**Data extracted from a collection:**
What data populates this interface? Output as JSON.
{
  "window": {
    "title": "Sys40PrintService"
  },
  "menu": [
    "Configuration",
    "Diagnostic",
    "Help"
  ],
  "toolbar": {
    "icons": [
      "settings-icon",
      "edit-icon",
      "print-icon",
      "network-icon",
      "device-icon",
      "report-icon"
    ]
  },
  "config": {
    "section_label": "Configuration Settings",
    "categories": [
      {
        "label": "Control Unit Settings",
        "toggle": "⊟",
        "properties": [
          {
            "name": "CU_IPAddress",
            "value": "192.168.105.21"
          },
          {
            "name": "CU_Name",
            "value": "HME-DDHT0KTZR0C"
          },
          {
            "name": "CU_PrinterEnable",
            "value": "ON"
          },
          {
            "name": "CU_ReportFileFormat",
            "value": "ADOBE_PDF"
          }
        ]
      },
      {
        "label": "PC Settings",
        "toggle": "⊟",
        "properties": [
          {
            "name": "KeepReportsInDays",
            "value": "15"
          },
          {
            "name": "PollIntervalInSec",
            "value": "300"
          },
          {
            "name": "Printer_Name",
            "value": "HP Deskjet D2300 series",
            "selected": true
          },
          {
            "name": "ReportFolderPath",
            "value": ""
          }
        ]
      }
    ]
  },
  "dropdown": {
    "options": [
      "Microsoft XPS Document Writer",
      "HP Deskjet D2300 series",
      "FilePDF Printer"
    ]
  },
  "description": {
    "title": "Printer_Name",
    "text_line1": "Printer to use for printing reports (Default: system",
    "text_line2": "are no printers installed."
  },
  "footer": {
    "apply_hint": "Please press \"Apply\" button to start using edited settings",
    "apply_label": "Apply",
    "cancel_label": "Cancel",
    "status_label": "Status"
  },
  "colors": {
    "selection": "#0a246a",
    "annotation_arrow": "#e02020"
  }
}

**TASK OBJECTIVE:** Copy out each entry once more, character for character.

**PROBLEM SOLUTION:**
What data populates this interface? Output as JSON.
{
  "window": {
    "title": "Sys40PrintService"
  },
  "menu": [
    "Configuration",
    "Diagnostic",
    "Help"
  ],
  "toolbar": {
    "icons": [
      "settings-icon",
      "edit-icon",
      "print-icon",
      "network-icon",
      "device-icon",
      "report-icon"
    ]
  },
  "config": {
    "section_label": "Configuration Settings",
    "categories": [
      {
        "label": "Control Unit Settings",
        "toggle": "⊟",
        "properties": [
          {
            "name": "CU_IPAddress",
            "value": "192.168.105.21"
          },
          {
            "name": "CU_Name",
            "value": "HME-DDHT0KTZR0C"
          },
          {
            "name": "CU_PrinterEnable",
            "value": "ON"
          },
          {
            "name": "CU_ReportFileFormat",
            "value": "ADOBE_PDF"
          }
        ]
      },
      {
        "label": "PC Settings",
        "toggle": "⊟",
        "properties": [
          {
            "name": "KeepReportsInDays",
            "value": "15"
          },
          {
            "name": "PollIntervalInSec",
            "value": "300"
          },
          {
            "name": "Printer_Name",
            "value": "HP Deskjet D2300 series",
            "selected": true
          },
          {
            "name": "ReportFolderPath",
            "value": ""
          }
        ]
      }
    ]
  },
  "dropdown": {
    "options": [
      "Microsoft XPS Document Writer",
      "HP Deskjet D2300 series",
      "FilePDF Printer"
    ]
  },
  "description": {
    "title": "Printer_Name",
    "text_line1": "Printer to use for printing reports (Default: system",
    "text_line2": "are no printers installed."
  },
  "footer": {
    "apply_hint": "Please press \"Apply\" button to start using edited settings",
    "apply_label": "Apply",
    "cancel_label": "Cancel",
    "status_label": "Status"
  },
  "colors": {
    "selection": "#0a246a",
    "annotation_arrow": "#e02020"
  }
}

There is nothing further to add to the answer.